** Records supplied follows **

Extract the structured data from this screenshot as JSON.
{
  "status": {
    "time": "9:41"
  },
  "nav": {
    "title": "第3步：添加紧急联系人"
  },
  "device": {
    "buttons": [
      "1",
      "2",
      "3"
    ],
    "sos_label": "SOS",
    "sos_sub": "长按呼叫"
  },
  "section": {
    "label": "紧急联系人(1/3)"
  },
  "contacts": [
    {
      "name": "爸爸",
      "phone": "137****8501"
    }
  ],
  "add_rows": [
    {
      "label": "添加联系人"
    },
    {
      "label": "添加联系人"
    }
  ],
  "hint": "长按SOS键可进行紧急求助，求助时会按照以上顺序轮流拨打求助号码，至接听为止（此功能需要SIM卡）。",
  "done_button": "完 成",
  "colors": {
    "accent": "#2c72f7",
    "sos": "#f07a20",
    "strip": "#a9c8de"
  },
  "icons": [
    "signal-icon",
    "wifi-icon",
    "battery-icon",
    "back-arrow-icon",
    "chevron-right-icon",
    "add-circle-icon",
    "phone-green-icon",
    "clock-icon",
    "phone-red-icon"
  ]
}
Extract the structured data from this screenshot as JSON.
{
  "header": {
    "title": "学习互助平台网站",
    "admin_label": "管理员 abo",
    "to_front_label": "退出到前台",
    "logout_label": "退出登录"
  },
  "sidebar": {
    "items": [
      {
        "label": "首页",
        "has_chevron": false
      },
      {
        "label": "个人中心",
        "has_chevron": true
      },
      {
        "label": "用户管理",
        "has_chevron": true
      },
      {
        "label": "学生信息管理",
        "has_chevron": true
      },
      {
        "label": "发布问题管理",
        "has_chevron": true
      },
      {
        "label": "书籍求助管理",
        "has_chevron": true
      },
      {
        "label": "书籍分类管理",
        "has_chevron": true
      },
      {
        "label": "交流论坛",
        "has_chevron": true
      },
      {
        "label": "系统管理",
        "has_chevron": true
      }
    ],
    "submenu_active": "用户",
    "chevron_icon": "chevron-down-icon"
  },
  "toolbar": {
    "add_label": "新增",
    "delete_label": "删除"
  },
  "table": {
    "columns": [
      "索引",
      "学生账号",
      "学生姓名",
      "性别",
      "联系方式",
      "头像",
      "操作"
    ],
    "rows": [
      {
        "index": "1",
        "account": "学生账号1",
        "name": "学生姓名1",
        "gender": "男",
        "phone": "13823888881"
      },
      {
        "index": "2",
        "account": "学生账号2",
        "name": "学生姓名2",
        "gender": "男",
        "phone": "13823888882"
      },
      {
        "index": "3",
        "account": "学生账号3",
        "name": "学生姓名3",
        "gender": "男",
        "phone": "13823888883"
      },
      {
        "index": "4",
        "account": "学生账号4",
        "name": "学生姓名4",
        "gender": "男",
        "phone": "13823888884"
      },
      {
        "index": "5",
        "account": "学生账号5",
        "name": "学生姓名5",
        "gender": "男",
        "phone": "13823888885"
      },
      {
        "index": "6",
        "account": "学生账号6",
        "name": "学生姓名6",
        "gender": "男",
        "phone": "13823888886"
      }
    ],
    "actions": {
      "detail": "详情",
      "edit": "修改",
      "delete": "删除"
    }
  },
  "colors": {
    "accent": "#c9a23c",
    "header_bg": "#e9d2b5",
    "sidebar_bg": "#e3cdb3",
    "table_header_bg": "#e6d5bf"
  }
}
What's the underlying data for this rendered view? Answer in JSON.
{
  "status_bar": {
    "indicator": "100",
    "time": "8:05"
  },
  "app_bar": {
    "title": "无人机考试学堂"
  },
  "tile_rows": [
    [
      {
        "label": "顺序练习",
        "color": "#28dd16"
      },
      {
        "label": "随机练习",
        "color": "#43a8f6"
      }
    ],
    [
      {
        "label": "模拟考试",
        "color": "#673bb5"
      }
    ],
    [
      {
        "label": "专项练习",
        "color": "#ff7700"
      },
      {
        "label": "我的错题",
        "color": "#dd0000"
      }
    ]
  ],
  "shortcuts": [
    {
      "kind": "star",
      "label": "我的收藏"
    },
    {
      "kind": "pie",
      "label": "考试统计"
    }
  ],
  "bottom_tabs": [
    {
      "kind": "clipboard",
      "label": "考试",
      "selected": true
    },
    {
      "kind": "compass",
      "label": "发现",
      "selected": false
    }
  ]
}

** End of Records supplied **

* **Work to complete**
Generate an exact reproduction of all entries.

* **Written solution**
Extract the structured data from this screenshot as JSON.
{
  "status": {
    "time": "9:41"
  },
  "nav": {
    "title": "第3步：添加紧急联系人"
  },
  "device": {
    "buttons": [
      "1",
      "2",
      "3"
    ],
    "sos_label": "SOS",
    "sos_sub": "长按呼叫"
  },
  "section": {
    "label": "紧急联系人(1/3)"
  },
  "contacts": [
    {
      "name": "爸爸",
      "phone": "137****8501"
    }
  ],
  "add_rows": [
    {
      "label": "添加联系人"
    },
    {
      "label": "添加联系人"
    }
  ],
  "hint": "长按SOS键可进行紧急求助，求助时会按照以上顺序轮流拨打求助号码，至接听为止（此功能需要SIM卡）。",
  "done_button": "完 成",
  "colors": {
    "accent": "#2c72f7",
    "sos": "#f07a20",
    "strip": "#a9c8de"
  },
  "icons": [
    "signal-icon",
    "wifi-icon",
    "battery-icon",
    "back-arrow-icon",
    "chevron-right-icon",
    "add-circle-icon",
    "phone-green-icon",
    "clock-icon",
    "phone-red-icon"
  ]
}
Extract the structured data from this screenshot as JSON.
{
  "header": {
    "title": "学习互助平台网站",
    "admin_label": "管理员 abo",
    "to_front_label": "退出到前台",
    "logout_label": "退出登录"
  },
  "sidebar": {
    "items": [
      {
        "label": "首页",
        "has_chevron": false
      },
      {
        "label": "个人中心",
        "has_chevron": true
      },
      {
        "label": "用户管理",
        "has_chevron": true
      },
      {
        "label": "学生信息管理",
        "has_chevron": true
      },
      {
        "label": "发布问题管理",
        "has_chevron": true
      },
      {
        "label": "书籍求助管理",
        "has_chevron": true
      },
      {
        "label": "书籍分类管理",
        "has_chevron": true
      },
      {
        "label": "交流论坛",
        "has_chevron": true
      },
      {
        "label": "系统管理",
        "has_chevron": true
      }
    ],
    "submenu_active": "用户",
    "chevron_icon": "chevron-down-icon"
  },
  "toolbar": {
    "add_label": "新增",
    "delete_label": "删除"
  },
  "table": {
    "columns": [
      "索引",
      "学生账号",
      "学生姓名",
      "性别",
      "联系方式",
      "头像",
      "操作"
    ],
    "rows": [
      {
        "index": "1",
        "account": "学生账号1",
        "name": "学生姓名1",
        "gender": "男",
        "phone": "13823888881"
      },
      {
        "index": "2",
        "account": "学生账号2",
        "name": "学生姓名2",
        "gender": "男",
        "phone": "13823888882"
      },
      {
        "index": "3",
        "account": "学生账号3",
        "name": "学生姓名3",
        "gender": "男",
        "phone": "13823888883"
      },
      {
        "index": "4",
        "account": "学生账号4",
        "name": "学生姓名4",
        "gender": "男",
        "phone": "13823888884"
      },
      {
        "index": "5",
        "account": "学生账号5",
        "name": "学生姓名5",
        "gender": "男",
        "phone": "13823888885"
      },
      {
        "index": "6",
        "account": "学生账号6",
        "name": "学生姓名6",
        "gender": "男",
        "phone": "13823888886"
      }
    ],
    "actions": {
      "detail": "详情",
      "edit": "修改",
      "delete": "删除"
    }
  },
  "colors": {
    "accent": "#c9a23c",
    "header_bg": "#e9d2b5",
    "sidebar_bg": "#e3cdb3",
    "table_header_bg": "#e6d5bf"
  }
}
What's the underlying data for this rendered view? Answer in JSON.
{
  "status_bar": {
    "indicator": "100",
    "time": "8:05"
  },
  "app_bar": {
    "title": "无人机考试学堂"
  },
  "tile_rows": [
    [
      {
        "label": "顺序练习",
        "color": "#28dd16"
      },
      {
        "label": "随机练习",
        "color": "#43a8f6"
      }
    ],
    [
      {
        "label": "模拟考试",
        "color": "#673bb5"
      }
    ],
    [
      {
        "label": "专项练习",
        "color": "#ff7700"
      },
      {
        "label": "我的错题",
        "color": "#dd0000"
      }
    ]
  ],
  "shortcuts": [
    {
      "kind": "star",
      "label": "我的收藏"
    },
    {
      "kind": "pie",
      "label": "考试统计"
    }
  ],
  "bottom_tabs": [
    {
      "kind": "clipboard",
      "label": "考试",
      "selected": true
    },
    {
      "kind": "compass",
      "label": "发现",
      "selected": false
    }
  ]
}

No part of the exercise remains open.